Alzheimer’s disease and other forms of dementia also contribute to the need for LTC and the growing population of LTC recipients. These conditions are characterized by the loss of or decline in memory and other cognitive abilities. Severe enough, they will interfere with daily life and one’s ability to function independently. The number of Americans with Alzheimer’s and other dementias is increasing every year because of the solid growth in the older population. This number will continue to increase as the baby boom generation ages. The Alzheimer’s Association estimates that 10 million baby boomers will develop Alzheimer’s disease in their lifetimes.4
1.U.S. Census Bureau News, U.S. Department of Commerce, 2008 National Population Projections, http://www.census.gov/Press-Release/www/releases/archives/population/012496.html, February 23, 2009.
2.U.S. Department of Health and Human Services, http://www.longtermcare.gov/LTC/Main_Site/index.aspx, February 21, 2009.
3.National Clearinghouse for Long-Term Care Information, U.S. Department of Health and Human Services.
Approximately 200,000 Americans receive benefit payments as a result of owning long term care insurance and a new study reveals the top causes of requests for claims.
“Insurers paid out $6.1 billion in benefit payments last year,” states Jesse Slome, director of the American Association for Long Term Care Insurance. “The majority of new claims are for care in the policyholders own home or in an assisted living community.” Nursing home care accounts for about one in four new individual claims.
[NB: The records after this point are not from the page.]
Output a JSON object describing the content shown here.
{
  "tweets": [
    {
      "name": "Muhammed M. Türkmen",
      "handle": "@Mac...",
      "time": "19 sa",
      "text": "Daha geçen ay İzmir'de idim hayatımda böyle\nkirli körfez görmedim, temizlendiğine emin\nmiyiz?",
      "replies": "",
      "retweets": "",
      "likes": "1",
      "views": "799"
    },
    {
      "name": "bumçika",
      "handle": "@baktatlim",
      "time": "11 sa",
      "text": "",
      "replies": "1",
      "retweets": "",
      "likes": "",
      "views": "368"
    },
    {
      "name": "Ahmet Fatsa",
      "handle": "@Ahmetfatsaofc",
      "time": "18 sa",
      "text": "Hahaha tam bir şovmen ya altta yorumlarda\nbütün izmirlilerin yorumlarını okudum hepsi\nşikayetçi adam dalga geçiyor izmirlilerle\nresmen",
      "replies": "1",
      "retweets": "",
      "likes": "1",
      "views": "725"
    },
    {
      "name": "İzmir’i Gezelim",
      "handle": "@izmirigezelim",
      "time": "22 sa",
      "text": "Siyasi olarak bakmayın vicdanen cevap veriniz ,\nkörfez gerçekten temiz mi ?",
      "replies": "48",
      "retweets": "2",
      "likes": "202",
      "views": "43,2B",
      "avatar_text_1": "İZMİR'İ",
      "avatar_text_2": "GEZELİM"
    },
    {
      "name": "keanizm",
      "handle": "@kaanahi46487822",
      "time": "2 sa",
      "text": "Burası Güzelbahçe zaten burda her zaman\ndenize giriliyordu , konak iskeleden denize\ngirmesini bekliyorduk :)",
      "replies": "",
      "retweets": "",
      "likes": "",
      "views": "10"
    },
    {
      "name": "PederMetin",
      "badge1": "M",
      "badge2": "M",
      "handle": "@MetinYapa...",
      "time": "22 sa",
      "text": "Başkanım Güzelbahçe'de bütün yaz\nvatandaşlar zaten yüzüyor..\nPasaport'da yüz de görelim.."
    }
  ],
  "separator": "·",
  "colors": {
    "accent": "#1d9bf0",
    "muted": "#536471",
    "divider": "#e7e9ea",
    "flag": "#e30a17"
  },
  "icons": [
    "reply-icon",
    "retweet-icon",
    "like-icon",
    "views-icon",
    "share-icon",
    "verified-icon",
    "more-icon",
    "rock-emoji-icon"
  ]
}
A new report issued by the Society of Actuaries examined the causes or reasons for new claims. “Nearly one in four claims was initially attributable to Alzheimer’s disease,” Slome who is one of the nation’s leading long term care insurance experts explains.
Roughly one-in-10 new claims was the result of one of four conditions: stroke (9%), arthritis (9%), injury (9%) or circulatory problems (9%). Other causes for claims were cancer (8%), nervous system (6%) or respiratory issues (5%).
Claims against long term care insurance policies tend to be initiated at older ages typically after one reaches age 80. “People in their 50s and 60s may require long term care as a result of an injury,” Slome adds. “You’d be surprised how many men fall off roofs or out of trees and take eight or nine months to recover.”
While most typically don’t need long term care until older ages, the Association recommends planning begin between the ages of 52 and 64. “That is the best age to start planning because costs are lowest and you don’t risk being declined because of existing health conditions,” Slome explains. “After Medicare kicks in people start seeing more doctors and their diagnosis can be the cause of an outright decline for this protection.”
Copyright © 2019 McReynolds & Associates, Inc -"Advice Before the Storms of Life"-All Rights Reserved.
CALL US TODAY: 561-745-1655